Online car broker Autobytel.com Inc. earlier this month drove home a bargain when it acquired rival Autoweb.com Inc. in a US$15.6 million stock-swap deal aimed at pumping new life into the dot-coms, both of which have recently taken big hits on Wall Street.
The merged company, called Autobytel Inc., hopes to generate more than $100 million in annual revenue and reach profitability by the third quarter, excluding merger costs, said Autobytel CEO Mark Lorimer.
Both Irvine, Calif.-based Autobytel.com and Santa Clara, Calif.-based Autoweb.com will continue to operate as separate Web sites. But the acquisition will consolidate Autobytel's channel of 4,800 dealers in the U.S. and Europe with Autoweb's U.S.-based network of 5,000 dealers. Their combined networks will include 7,000 separate dealerships, officials said, as some dealers currently use both services.
"This is an eyeball gain, instead of an attempt to increase revenue," said Thilo Koslowski, an automotive market analyst at Gartner Inc. in Stamford, Conn. "They will expand their customer base on the consumer side but not from the dealer perspective."
Both firms get the majority of their revenue from selling leads to automotive dealers. Koslowski said that to gain greater consumer exposure, the merged company will need to strike more partnership deals with content providers, such as the one that links its site with America Online Inc.
The merger agreement calls for Autobytel to swap about one-third of a share of its stock for each of Autoweb's 29.5 million shares. The cost is equivalent to 53 cents per share, 83 percent more than Autoweb's closing share price of 29 cents the day before the April 11 merger.
Just over a year ago, Autoweb's stock closed at $6.44 per share, giving it a market cap of about $190 million. But the stock values of both firms have plummeted in the bear market, with Autobytel's share price tumbling from a year-high of $8.53 in June to a year-low of $1.33 on April 9. "The pricing dynamics were right," Lorimer said.
Autobytel posted a loss of $29 million, or $1.45 per share, for the fiscal year ended Dec. 31, compared with a loss of $23.3 million, or $1.48 per share, in 1999. Revenue rose 65 percent from 1999, to $66.5 million last year.
For its fiscal year ended Dec. 31, Autoweb reported losses of $38 million, or $1.35 per share, compared with a loss of $18 million, or 85 cents per share, in 1999. Revenue grew 59 percent to $52.3 million, from $32.8 million in the previous year.

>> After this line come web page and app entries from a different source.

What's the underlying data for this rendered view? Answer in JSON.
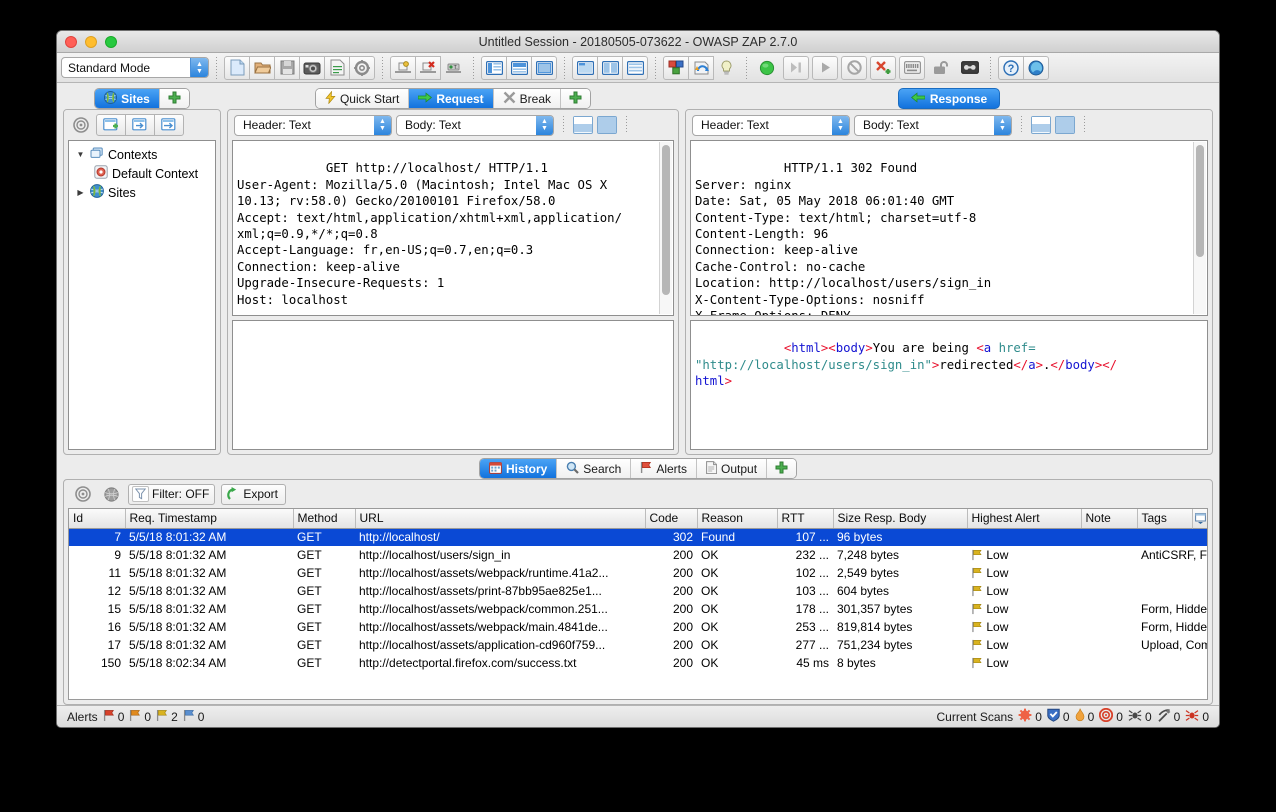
{
  "window": {
    "title": "Untitled Session - 20180505-073622 - OWASP ZAP 2.7.0"
  },
  "toolbar": {
    "mode_value": "Standard Mode",
    "buttons": [
      {
        "name": "new-session",
        "icon": "new-file-icon"
      },
      {
        "name": "open-session",
        "icon": "open-folder-icon"
      },
      {
        "name": "save-session",
        "icon": "save-disk-icon"
      },
      {
        "name": "session-properties",
        "icon": "camera-icon"
      },
      {
        "name": "session-report",
        "icon": "report-icon"
      },
      {
        "name": "options",
        "icon": "gear-icon"
      },
      {
        "name": "show-all-tabs",
        "icon": "tabs-show-icon"
      },
      {
        "name": "hide-all-tabs",
        "icon": "tabs-hide-icon"
      },
      {
        "name": "tab-text-toggle",
        "icon": "tab-text-icon"
      },
      {
        "name": "layout-full",
        "icon": "layout-full-icon"
      },
      {
        "name": "layout-split",
        "icon": "layout-split-icon"
      },
      {
        "name": "layout-wide",
        "icon": "layout-wide-icon"
      },
      {
        "name": "expand-sites",
        "icon": "expand-sites-icon"
      },
      {
        "name": "expand-columns",
        "icon": "expand-columns-icon"
      },
      {
        "name": "expand-rows",
        "icon": "expand-rows-icon"
      },
      {
        "name": "add-on-manage",
        "icon": "blocks-icon"
      },
      {
        "name": "check-updates",
        "icon": "refresh-icon"
      },
      {
        "name": "tips-and-tricks",
        "icon": "lightbulb-icon"
      },
      {
        "name": "set-break",
        "icon": "green-circle-icon"
      },
      {
        "name": "step",
        "icon": "step-icon"
      },
      {
        "name": "continue",
        "icon": "play-icon"
      },
      {
        "name": "drop",
        "icon": "drop-icon"
      },
      {
        "name": "break-sites",
        "icon": "scissors-icon"
      },
      {
        "name": "keyboard",
        "icon": "keyboard-icon"
      },
      {
        "name": "lock",
        "icon": "padlock-icon"
      },
      {
        "name": "cassette",
        "icon": "cassette-icon"
      },
      {
        "name": "help",
        "icon": "question-icon"
      },
      {
        "name": "browser-launch",
        "icon": "browser-icon"
      }
    ]
  },
  "sites_panel": {
    "tab_label": "Sites",
    "tab_icon": "globe-icon",
    "add_tab_icon": "plus-icon",
    "tools": [
      {
        "name": "scope-target",
        "icon": "target-icon"
      },
      {
        "name": "new-context",
        "icon": "new-context-icon"
      },
      {
        "name": "import-context",
        "icon": "import-context-icon"
      },
      {
        "name": "export-context",
        "icon": "export-context-icon"
      }
    ],
    "tree": [
      {
        "label": "Contexts",
        "icon": "contexts-icon",
        "expanded": true,
        "indent": 0,
        "arrow": "down"
      },
      {
        "label": "Default Context",
        "icon": "default-context-icon",
        "indent": 1,
        "arrow": "none"
      },
      {
        "label": "Sites",
        "icon": "globe-icon",
        "expanded": false,
        "indent": 0,
        "arrow": "right"
      }
    ]
  },
  "request_panel": {
    "tabs": [
      {
        "label": "Quick Start",
        "icon": "lightning-icon",
        "active": false
      },
      {
        "label": "Request",
        "icon": "arrow-right-icon",
        "active": true
      },
      {
        "label": "Break",
        "icon": "break-x-icon",
        "active": false
      }
    ],
    "add_tab_icon": "plus-icon",
    "header_combo": "Header: Text",
    "body_combo": "Body: Text",
    "view_buttons": [
      {
        "name": "split-view-button",
        "icon": "split-view-icon"
      },
      {
        "name": "single-view-button",
        "icon": "single-view-icon"
      }
    ],
    "header_text": "GET http://localhost/ HTTP/1.1\nUser-Agent: Mozilla/5.0 (Macintosh; Intel Mac OS X\n10.13; rv:58.0) Gecko/20100101 Firefox/58.0\nAccept: text/html,application/xhtml+xml,application/\nxml;q=0.9,*/*;q=0.8\nAccept-Language: fr,en-US;q=0.7,en;q=0.3\nConnection: keep-alive\nUpgrade-Insecure-Requests: 1\nHost: localhost",
    "body_text": ""
  },
  "response_panel": {
    "tab_label": "Response",
    "tab_icon": "arrow-left-icon",
    "header_combo": "Header: Text",
    "body_combo": "Body: Text",
    "view_buttons": [
      {
        "name": "split-view-button",
        "icon": "split-view-icon"
      },
      {
        "name": "single-view-button",
        "icon": "single-view-icon"
      }
    ],
    "header_text": "HTTP/1.1 302 Found\nServer: nginx\nDate: Sat, 05 May 2018 06:01:40 GMT\nContent-Type: text/html; charset=utf-8\nContent-Length: 96\nConnection: keep-alive\nCache-Control: no-cache\nLocation: http://localhost/users/sign_in\nX-Content-Type-Options: nosniff\nX-Frame-Options: DENY",
    "body_tokens": [
      {
        "t": "<",
        "c": "br"
      },
      {
        "t": "html",
        "c": "tag"
      },
      {
        "t": ">",
        "c": "br"
      },
      {
        "t": "<",
        "c": "br"
      },
      {
        "t": "body",
        "c": "tag"
      },
      {
        "t": ">",
        "c": "br"
      },
      {
        "t": "You are being ",
        "c": "txt"
      },
      {
        "t": "<",
        "c": "br"
      },
      {
        "t": "a ",
        "c": "tag"
      },
      {
        "t": "href=\n\"http://localhost/users/sign_in\"",
        "c": "attr"
      },
      {
        "t": ">",
        "c": "br"
      },
      {
        "t": "redirected",
        "c": "txt"
      },
      {
        "t": "</",
        "c": "br"
      },
      {
        "t": "a",
        "c": "tag"
      },
      {
        "t": ">",
        "c": "br"
      },
      {
        "t": ".",
        "c": "txt"
      },
      {
        "t": "</",
        "c": "br"
      },
      {
        "t": "body",
        "c": "tag"
      },
      {
        "t": ">",
        "c": "br"
      },
      {
        "t": "</\n",
        "c": "br"
      },
      {
        "t": "html",
        "c": "tag"
      },
      {
        "t": ">",
        "c": "br"
      }
    ]
  },
  "bottom_panel": {
    "tabs": [
      {
        "label": "History",
        "icon": "calendar-icon",
        "active": true
      },
      {
        "label": "Search",
        "icon": "magnifier-icon",
        "active": false
      },
      {
        "label": "Alerts",
        "icon": "flag-red-icon",
        "active": false
      },
      {
        "label": "Output",
        "icon": "document-icon",
        "active": false
      }
    ],
    "add_tab_icon": "plus-icon",
    "tools": {
      "scope_icon": "target-icon",
      "globe_icon": "globe-grey-icon",
      "filter_icon": "funnel-icon",
      "filter_label": "Filter: OFF",
      "export_icon": "export-arrow-icon",
      "export_label": "Export"
    },
    "columns": [
      "Id",
      "Req. Timestamp",
      "Method",
      "URL",
      "Code",
      "Reason",
      "RTT",
      "Size Resp. Body",
      "Highest Alert",
      "Note",
      "Tags"
    ],
    "rows": [
      {
        "selected": true,
        "id": "7",
        "timestamp": "5/5/18 8:01:32 AM",
        "method": "GET",
        "url": "http://localhost/",
        "code": "302",
        "reason": "Found",
        "rtt": "107 ...",
        "size": "96 bytes",
        "alert": "",
        "alert_icon": "",
        "note": "",
        "tags": ""
      },
      {
        "selected": false,
        "id": "9",
        "timestamp": "5/5/18 8:01:32 AM",
        "method": "GET",
        "url": "http://localhost/users/sign_in",
        "code": "200",
        "reason": "OK",
        "rtt": "232 ...",
        "size": "7,248 bytes",
        "alert": "Low",
        "alert_icon": "flag-yellow-icon",
        "note": "",
        "tags": "AntiCSRF, Form, Pa..."
      },
      {
        "selected": false,
        "id": "11",
        "timestamp": "5/5/18 8:01:32 AM",
        "method": "GET",
        "url": "http://localhost/assets/webpack/runtime.41a2...",
        "code": "200",
        "reason": "OK",
        "rtt": "102 ...",
        "size": "2,549 bytes",
        "alert": "Low",
        "alert_icon": "flag-yellow-icon",
        "note": "",
        "tags": ""
      },
      {
        "selected": false,
        "id": "12",
        "timestamp": "5/5/18 8:01:32 AM",
        "method": "GET",
        "url": "http://localhost/assets/print-87bb95ae825e1...",
        "code": "200",
        "reason": "OK",
        "rtt": "103 ...",
        "size": "604 bytes",
        "alert": "Low",
        "alert_icon": "flag-yellow-icon",
        "note": "",
        "tags": ""
      },
      {
        "selected": false,
        "id": "15",
        "timestamp": "5/5/18 8:01:32 AM",
        "method": "GET",
        "url": "http://localhost/assets/webpack/common.251...",
        "code": "200",
        "reason": "OK",
        "rtt": "178 ...",
        "size": "301,357 bytes",
        "alert": "Low",
        "alert_icon": "flag-yellow-icon",
        "note": "",
        "tags": "Form, Hidden, Uplo..."
      },
      {
        "selected": false,
        "id": "16",
        "timestamp": "5/5/18 8:01:32 AM",
        "method": "GET",
        "url": "http://localhost/assets/webpack/main.4841de...",
        "code": "200",
        "reason": "OK",
        "rtt": "253 ...",
        "size": "819,814 bytes",
        "alert": "Low",
        "alert_icon": "flag-yellow-icon",
        "note": "",
        "tags": "Form, Hidden, Uplo..."
      },
      {
        "selected": false,
        "id": "17",
        "timestamp": "5/5/18 8:01:32 AM",
        "method": "GET",
        "url": "http://localhost/assets/application-cd960f759...",
        "code": "200",
        "reason": "OK",
        "rtt": "277 ...",
        "size": "751,234 bytes",
        "alert": "Low",
        "alert_icon": "flag-yellow-icon",
        "note": "",
        "tags": "Upload, Comment"
      },
      {
        "selected": false,
        "id": "150",
        "timestamp": "5/5/18 8:02:34 AM",
        "method": "GET",
        "url": "http://detectportal.firefox.com/success.txt",
        "code": "200",
        "reason": "OK",
        "rtt": "45 ms",
        "size": "8 bytes",
        "alert": "Low",
        "alert_icon": "flag-yellow-icon",
        "note": "",
        "tags": ""
      }
    ],
    "column-chooser_icon": "column-chooser-icon"
  },
  "statusbar": {
    "alerts_label": "Alerts",
    "alerts": [
      {
        "icon": "flag-red-icon",
        "color": "#d8412a",
        "count": "0"
      },
      {
        "icon": "flag-orange-icon",
        "color": "#e08a1e",
        "count": "0"
      },
      {
        "icon": "flag-yellow-icon",
        "color": "#d9b320",
        "count": "2"
      },
      {
        "icon": "flag-blue-icon",
        "color": "#5a8fd0",
        "count": "0"
      }
    ],
    "scans_label": "Current Scans",
    "scans": [
      {
        "icon": "spider-sun-icon",
        "color": "#ef6245",
        "count": "0"
      },
      {
        "icon": "shield-icon",
        "color": "#3a6fc4",
        "count": "0"
      },
      {
        "icon": "flame-icon",
        "color": "#f0a23c",
        "count": "0"
      },
      {
        "icon": "target-icon",
        "color": "#d8412a",
        "count": "0"
      },
      {
        "icon": "ajax-spider-icon",
        "color": "#555555",
        "count": "0"
      },
      {
        "icon": "pickaxe-icon",
        "color": "#4a4a4a",
        "count": "0"
      },
      {
        "icon": "spider-red-icon",
        "color": "#cc3322",
        "count": "0"
      }
    ]
  }
}
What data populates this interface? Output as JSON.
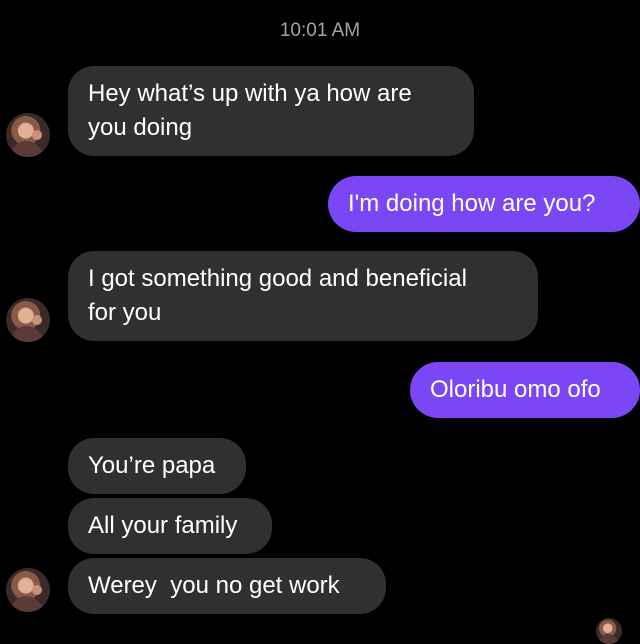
{
  "thread": {
    "timestamp": "10:01 AM",
    "messages": [
      {
        "direction": "incoming",
        "text": "Hey what’s up with ya how are\nyou doing"
      },
      {
        "direction": "outgoing",
        "text": "I'm doing how are you?"
      },
      {
        "direction": "incoming",
        "text": "I got something good and beneficial\nfor you"
      },
      {
        "direction": "outgoing",
        "text": "Oloribu omo ofo"
      },
      {
        "direction": "incoming",
        "text": "You’re papa"
      },
      {
        "direction": "incoming",
        "text": "All your family"
      },
      {
        "direction": "incoming",
        "text": "Werey  you no get work"
      }
    ]
  },
  "colors": {
    "background": "#000000",
    "incoming_bubble": "#303033",
    "outgoing_bubble": "#7b47f5",
    "timestamp": "#a3a3a8"
  },
  "icons": {
    "contact_avatar": "contact-avatar-photo",
    "read_receipt_avatar": "read-receipt-avatar-photo"
  }
}
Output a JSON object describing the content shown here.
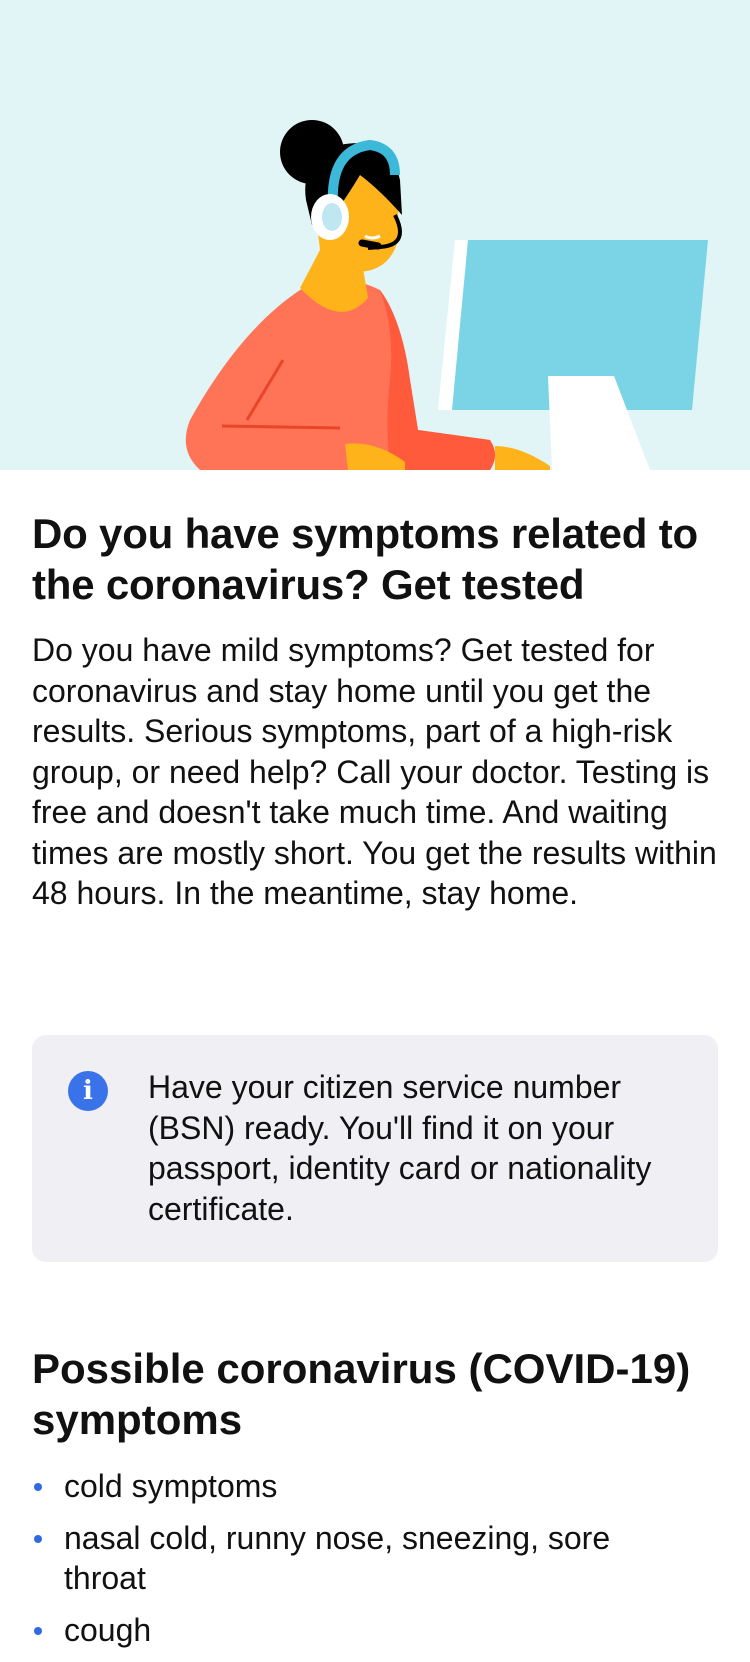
{
  "hero": {
    "illustration": "support-agent-at-computer-illustration",
    "colors": {
      "background": "#e1f5f6",
      "monitor": "#7ad4e6",
      "shirt": "#ff7357",
      "skin": "#ffb31a",
      "hair": "#000000",
      "headset": "#3cb8d8"
    }
  },
  "title": "Do you have symptoms related to the coronavirus? Get tested",
  "intro": "Do you have mild symptoms? Get tested for coronavirus and stay home until you get the results. Serious symptoms, part of a high-risk group, or need help? Call your doctor. Testing is free and doesn't take much time. And waiting times are mostly short. You get the results within 48 hours. In the meantime, stay home.",
  "info": {
    "icon": "info-icon",
    "icon_glyph": "i",
    "text": "Have your citizen service number (BSN) ready. You'll find it on your passport, identity card or nationality certificate."
  },
  "symptoms": {
    "title": "Possible coronavirus (COVID-19) symptoms",
    "items": [
      "cold symptoms",
      "nasal cold, runny nose, sneezing, sore throat",
      "cough"
    ]
  }
}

Jeffrey Schwartz, Autoweb's CEO, will become vice chairman of the merged company. Two other Autoweb executives will also get seats on Autobytel's board of directors.